"My middle son is eight, and he's on the autism spectrum. He is working really hard to learn the nuances of friendship and communication. The pandemic has affected him the most because he has lost all of his extracurricular activities that gave him the opportunity to practice those skills. When you're on the spectrum, you're already quite isolated so this has really put him even further behind. It's been sad to see because he is actually quite outgoing and deeply wants those connections."

She also said that her son was supposed to have a few assessments related to his autism right before COVID hit.

"It was time to update and see where he's at now, see what's changed. We still have not been able to do that, which is really unfortunate for him and for his teachers at school."

Her son was also taking swimming lessons, which were helping with his safety and gross motor skills, as well as his socialization. But again, they were canceled because of the pandemic.

"He loves to be around other kids and he learns so much from watching other people and picking up on their communication. It's such an incredible learning experience for him and now it's gone. I think he really misses that so much," she adds.

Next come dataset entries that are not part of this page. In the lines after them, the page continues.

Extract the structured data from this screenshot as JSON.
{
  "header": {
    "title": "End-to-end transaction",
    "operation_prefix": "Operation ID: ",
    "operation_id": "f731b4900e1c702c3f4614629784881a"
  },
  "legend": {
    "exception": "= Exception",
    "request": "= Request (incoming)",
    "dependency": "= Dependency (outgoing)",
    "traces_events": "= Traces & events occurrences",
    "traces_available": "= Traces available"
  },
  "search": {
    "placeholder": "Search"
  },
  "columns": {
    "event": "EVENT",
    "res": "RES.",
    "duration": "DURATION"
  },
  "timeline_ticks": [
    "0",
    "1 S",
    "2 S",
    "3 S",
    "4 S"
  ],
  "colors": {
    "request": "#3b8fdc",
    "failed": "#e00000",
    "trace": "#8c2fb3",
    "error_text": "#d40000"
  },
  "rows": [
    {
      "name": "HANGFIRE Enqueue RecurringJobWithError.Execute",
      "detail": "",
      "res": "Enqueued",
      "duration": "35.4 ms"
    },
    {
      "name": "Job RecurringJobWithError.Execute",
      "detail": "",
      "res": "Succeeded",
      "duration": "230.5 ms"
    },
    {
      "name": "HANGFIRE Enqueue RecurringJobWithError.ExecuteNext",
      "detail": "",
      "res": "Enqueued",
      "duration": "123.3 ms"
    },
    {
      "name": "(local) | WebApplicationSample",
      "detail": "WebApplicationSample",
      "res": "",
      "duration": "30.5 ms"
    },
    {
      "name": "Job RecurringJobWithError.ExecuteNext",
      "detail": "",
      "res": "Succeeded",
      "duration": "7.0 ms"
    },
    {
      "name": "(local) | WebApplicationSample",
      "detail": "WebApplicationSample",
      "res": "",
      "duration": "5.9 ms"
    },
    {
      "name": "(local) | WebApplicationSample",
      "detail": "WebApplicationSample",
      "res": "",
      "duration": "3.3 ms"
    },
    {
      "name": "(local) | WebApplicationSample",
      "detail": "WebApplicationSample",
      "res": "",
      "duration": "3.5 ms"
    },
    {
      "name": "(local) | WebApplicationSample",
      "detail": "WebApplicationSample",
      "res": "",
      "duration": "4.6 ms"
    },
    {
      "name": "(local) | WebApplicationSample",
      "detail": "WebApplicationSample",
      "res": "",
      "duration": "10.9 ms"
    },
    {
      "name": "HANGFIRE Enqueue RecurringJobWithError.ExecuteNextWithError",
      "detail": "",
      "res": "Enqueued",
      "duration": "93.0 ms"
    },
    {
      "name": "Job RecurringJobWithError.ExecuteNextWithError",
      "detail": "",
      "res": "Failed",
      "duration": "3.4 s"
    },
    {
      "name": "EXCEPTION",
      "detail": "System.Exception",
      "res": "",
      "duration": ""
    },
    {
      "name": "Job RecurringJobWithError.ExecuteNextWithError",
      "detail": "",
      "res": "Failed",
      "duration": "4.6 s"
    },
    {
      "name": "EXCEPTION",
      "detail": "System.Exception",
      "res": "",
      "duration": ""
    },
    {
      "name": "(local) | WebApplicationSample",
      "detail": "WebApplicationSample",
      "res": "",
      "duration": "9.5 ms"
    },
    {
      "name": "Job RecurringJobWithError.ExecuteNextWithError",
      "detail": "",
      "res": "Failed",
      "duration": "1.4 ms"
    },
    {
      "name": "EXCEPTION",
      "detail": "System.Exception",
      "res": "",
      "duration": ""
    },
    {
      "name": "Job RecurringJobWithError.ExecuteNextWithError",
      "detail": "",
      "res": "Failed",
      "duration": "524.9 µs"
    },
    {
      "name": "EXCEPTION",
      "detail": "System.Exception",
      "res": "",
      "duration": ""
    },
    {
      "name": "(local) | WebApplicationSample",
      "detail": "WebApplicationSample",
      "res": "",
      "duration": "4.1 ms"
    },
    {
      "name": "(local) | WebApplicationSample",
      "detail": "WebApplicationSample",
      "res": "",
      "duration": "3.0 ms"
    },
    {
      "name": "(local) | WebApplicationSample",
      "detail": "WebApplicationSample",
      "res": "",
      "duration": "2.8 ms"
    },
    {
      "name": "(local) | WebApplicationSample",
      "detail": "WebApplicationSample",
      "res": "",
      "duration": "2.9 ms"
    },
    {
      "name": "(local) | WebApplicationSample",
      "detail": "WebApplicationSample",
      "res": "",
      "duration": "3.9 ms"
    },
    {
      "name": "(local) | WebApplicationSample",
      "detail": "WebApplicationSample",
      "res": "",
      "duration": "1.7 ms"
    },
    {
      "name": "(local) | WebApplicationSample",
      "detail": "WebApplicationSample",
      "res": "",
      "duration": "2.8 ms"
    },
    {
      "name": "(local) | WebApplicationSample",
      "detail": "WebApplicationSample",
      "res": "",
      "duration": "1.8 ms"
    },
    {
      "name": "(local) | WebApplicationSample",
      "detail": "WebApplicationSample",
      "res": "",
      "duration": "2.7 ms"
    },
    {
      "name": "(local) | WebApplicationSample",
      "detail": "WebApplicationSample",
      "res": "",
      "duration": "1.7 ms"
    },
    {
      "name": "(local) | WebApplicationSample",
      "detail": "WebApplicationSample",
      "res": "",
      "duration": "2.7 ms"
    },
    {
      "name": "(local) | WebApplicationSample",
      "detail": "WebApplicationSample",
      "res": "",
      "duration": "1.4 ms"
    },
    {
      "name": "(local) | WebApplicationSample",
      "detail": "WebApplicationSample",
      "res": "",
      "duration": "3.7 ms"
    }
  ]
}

During the pandemic, Heath found a new avenue for her professional and personal goals: She became an autism awareness advocate.

"Autism diagnoses have really increased in the past few years," she explains, "so there's a lot more parents experiencing things that I have experienced. I found that sharing my story with others was incredibly healing."

In an essay for Motherly, Heath wrote, "Autism has allowed me to realize that motherhood isn't about making the life you imagined a reality. It's about confronting your greatest fears and challenges, while the love for your child grows stronger in the face of them.

"My attitude has shifted from showing up from a place of expectation to showing up from a place of acceptance. I might not have all the answers, but I am leaning into my intuition. Letting go of needing to know the next ten steps to move forward, and embracing that just one or two is enough. It has opened me up to all of the possibilities life offers, even if they don't feel comfortable at first. Committing to this motherhood journey, knowing that I am enough."

Although the pandemic began with her disappointment over delayed professional goals, Heath is now finding fulfillment in helping families from around the world.

"The more that my message gets out there, it seems to get to parents of all kinds of families," she says.

Heath says that the pandemic has impacted families' access to therapies and programming for their children. When you factor in the demands of parenting without any support, it can feel overwhelming.

"I think that's the same for all families," she says. "You're not getting that informal support so your caregiving duties have just been full-on. There's no respite for that and there's no time to take a step back for you. That's been really stressful, missing that support, be it formal or informal."

"That's been a real strain for people," she adds.

Heath says that she's spent much of the past year trying to stay positive and help her children thrive.

"I was devastated that [working outside the home] became such a distant reality for me. However, I was reminded of how much I enjoy spending time with my kids, and how special their bond is when there isn't much outside interference put on their relationships. I started to see it as a way to enjoy their childhood in a way I wouldn't have otherwise been able to, and I relaxed into it. I thought this time would be really stressful for them, so I decided to make sure I wasn't stressed and set a good example of letting go of the things we can't control."

Heath says that her marriage has gotten stronger, too, as she and her husband had to lean on each other during the pandemic.

"We really stepped up for one another. I think it's really helped our relationship as being a team. We always were, but this has tested so many aspects of that."

"And for the kids, they have a really strong bond because they don't have anybody else to play with," she says with a laugh. "They were forced to spend that time together. They've really strengthened their bonds as siblings and that's been really nice to see."

[If you would like to share your story in our Pandemic Parenting series, please visit this link for more information.]